(Data records for software interfaces)
- - - - -

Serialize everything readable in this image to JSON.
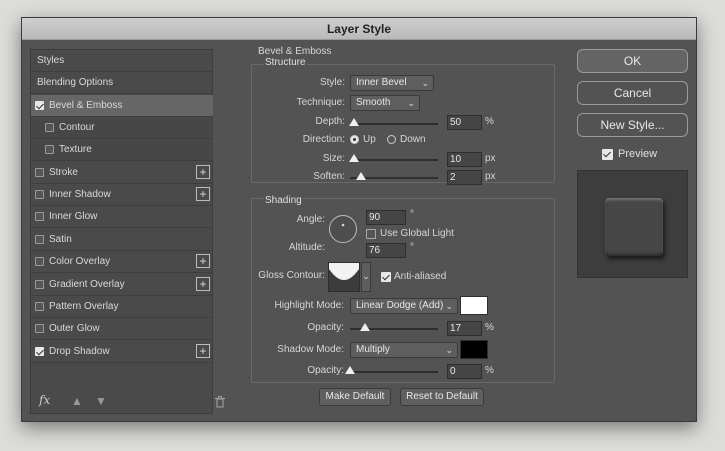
{
  "dialog": {
    "title": "Layer Style"
  },
  "styles_panel": {
    "items": [
      {
        "label": "Styles",
        "checkbox": false,
        "checked": false,
        "plus": false
      },
      {
        "label": "Blending Options",
        "checkbox": false,
        "checked": false,
        "plus": false
      },
      {
        "label": "Bevel & Emboss",
        "checkbox": true,
        "checked": true,
        "plus": false,
        "selected": true
      },
      {
        "label": "Contour",
        "checkbox": true,
        "checked": false,
        "plus": false,
        "sub": true
      },
      {
        "label": "Texture",
        "checkbox": true,
        "checked": false,
        "plus": false,
        "sub": true
      },
      {
        "label": "Stroke",
        "checkbox": true,
        "checked": false,
        "plus": true
      },
      {
        "label": "Inner Shadow",
        "checkbox": true,
        "checked": false,
        "plus": true
      },
      {
        "label": "Inner Glow",
        "checkbox": true,
        "checked": false,
        "plus": false
      },
      {
        "label": "Satin",
        "checkbox": true,
        "checked": false,
        "plus": false
      },
      {
        "label": "Color Overlay",
        "checkbox": true,
        "checked": false,
        "plus": true
      },
      {
        "label": "Gradient Overlay",
        "checkbox": true,
        "checked": false,
        "plus": true
      },
      {
        "label": "Pattern Overlay",
        "checkbox": true,
        "checked": false,
        "plus": false
      },
      {
        "label": "Outer Glow",
        "checkbox": true,
        "checked": false,
        "plus": false
      },
      {
        "label": "Drop Shadow",
        "checkbox": true,
        "checked": true,
        "plus": true
      }
    ],
    "plus_symbol": "+",
    "footer": {
      "fx_label": "fx",
      "up_icon": "arrow-up-icon",
      "down_icon": "arrow-down-icon",
      "trash_icon": "trash-icon"
    }
  },
  "bevel_emboss": {
    "title": "Bevel & Emboss",
    "structure": {
      "title": "Structure",
      "style_label": "Style:",
      "style_value": "Inner Bevel",
      "technique_label": "Technique:",
      "technique_value": "Smooth",
      "depth_label": "Depth:",
      "depth_value": "50",
      "depth_unit": "%",
      "depth_fraction": 0.05,
      "direction_label": "Direction:",
      "direction_up": "Up",
      "direction_down": "Down",
      "direction_selected": "Up",
      "size_label": "Size:",
      "size_value": "10",
      "size_unit": "px",
      "size_fraction": 0.04,
      "soften_label": "Soften:",
      "soften_value": "2",
      "soften_unit": "px",
      "soften_fraction": 0.125
    },
    "shading": {
      "title": "Shading",
      "angle_label": "Angle:",
      "angle_value": "90",
      "angle_unit": "°",
      "global_light_label": "Use Global Light",
      "global_light_checked": false,
      "altitude_label": "Altitude:",
      "altitude_value": "76",
      "altitude_unit": "°",
      "gloss_contour_label": "Gloss Contour:",
      "anti_aliased_label": "Anti-aliased",
      "anti_aliased_checked": true,
      "highlight_mode_label": "Highlight Mode:",
      "highlight_mode_value": "Linear Dodge (Add)",
      "highlight_color": "#ffffff",
      "highlight_opacity_label": "Opacity:",
      "highlight_opacity_value": "17",
      "highlight_opacity_unit": "%",
      "highlight_opacity_fraction": 0.17,
      "shadow_mode_label": "Shadow Mode:",
      "shadow_mode_value": "Multiply",
      "shadow_color": "#000000",
      "shadow_opacity_label": "Opacity:",
      "shadow_opacity_value": "0",
      "shadow_opacity_unit": "%",
      "shadow_opacity_fraction": 0.0
    },
    "make_default": "Make Default",
    "reset_default": "Reset to Default"
  },
  "right": {
    "ok": "OK",
    "cancel": "Cancel",
    "new_style": "New Style...",
    "preview_label": "Preview",
    "preview_checked": true
  }
}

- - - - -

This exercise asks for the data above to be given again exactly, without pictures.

# Response box
Serialize everything readable in this image to JSON.
{
  "dialog": {
    "title": "Layer Style"
  },
  "styles_panel": {
    "items": [
      {
        "label": "Styles",
        "checkbox": false,
        "checked": false,
        "plus": false
      },
      {
        "label": "Blending Options",
        "checkbox": false,
        "checked": false,
        "plus": false
      },
      {
        "label": "Bevel & Emboss",
        "checkbox": true,
        "checked": true,
        "plus": false,
        "selected": true
      },
      {
        "label": "Contour",
        "checkbox": true,
        "checked": false,
        "plus": false,
        "sub": true
      },
      {
        "label": "Texture",
        "checkbox": true,
        "checked": false,
        "plus": false,
        "sub": true
      },
      {
        "label": "Stroke",
        "checkbox": true,
        "checked": false,
        "plus": true
      },
      {
        "label": "Inner Shadow",
        "checkbox": true,
        "checked": false,
        "plus": true
      },
      {
        "label": "Inner Glow",
        "checkbox": true,
        "checked": false,
        "plus": false
      },
      {
        "label": "Satin",
        "checkbox": true,
        "checked": false,
        "plus": false
      },
      {
        "label": "Color Overlay",
        "checkbox": true,
        "checked": false,
        "plus": true
      },
      {
        "label": "Gradient Overlay",
        "checkbox": true,
        "checked": false,
        "plus": true
      },
      {
        "label": "Pattern Overlay",
        "checkbox": true,
        "checked": false,
        "plus": false
      },
      {
        "label": "Outer Glow",
        "checkbox": true,
        "checked": false,
        "plus": false
      },
      {
        "label": "Drop Shadow",
        "checkbox": true,
        "checked": true,
        "plus": true
      }
    ],
    "plus_symbol": "+",
    "footer": {
      "fx_label": "fx",
      "up_icon": "arrow-up-icon",
      "down_icon": "arrow-down-icon",
      "trash_icon": "trash-icon"
    }
  },
  "bevel_emboss": {
    "title": "Bevel & Emboss",
    "structure": {
      "title": "Structure",
      "style_label": "Style:",
      "style_value": "Inner Bevel",
      "technique_label": "Technique:",
      "technique_value": "Smooth",
      "depth_label": "Depth:",
      "depth_value": "50",
      "depth_unit": "%",
      "depth_fraction": 0.05,
      "direction_label": "Direction:",
      "direction_up": "Up",
      "direction_down": "Down",
      "direction_selected": "Up",
      "size_label": "Size:",
      "size_value": "10",
      "size_unit": "px",
      "size_fraction": 0.04,
      "soften_label": "Soften:",
      "soften_value": "2",
      "soften_unit": "px",
      "soften_fraction": 0.125
    },
    "shading": {
      "title": "Shading",
      "angle_label": "Angle:",
      "angle_value": "90",
      "angle_unit": "°",
      "global_light_label": "Use Global Light",
      "global_light_checked": false,
      "altitude_label": "Altitude:",
      "altitude_value": "76",
      "altitude_unit": "°",
      "gloss_contour_label": "Gloss Contour:",
      "anti_aliased_label": "Anti-aliased",
      "anti_aliased_checked": true,
      "highlight_mode_label": "Highlight Mode:",
      "highlight_mode_value": "Linear Dodge (Add)",
      "highlight_color": "#ffffff",
      "highlight_opacity_label": "Opacity:",
      "highlight_opacity_value": "17",
      "highlight_opacity_unit": "%",
      "highlight_opacity_fraction": 0.17,
      "shadow_mode_label": "Shadow Mode:",
      "shadow_mode_value": "Multiply",
      "shadow_color": "#000000",
      "shadow_opacity_label": "Opacity:",
      "shadow_opacity_value": "0",
      "shadow_opacity_unit": "%",
      "shadow_opacity_fraction": 0.0
    },
    "make_default": "Make Default",
    "reset_default": "Reset to Default"
  },
  "right": {
    "ok": "OK",
    "cancel": "Cancel",
    "new_style": "New Style...",
    "preview_label": "Preview",
    "preview_checked": true
  }
}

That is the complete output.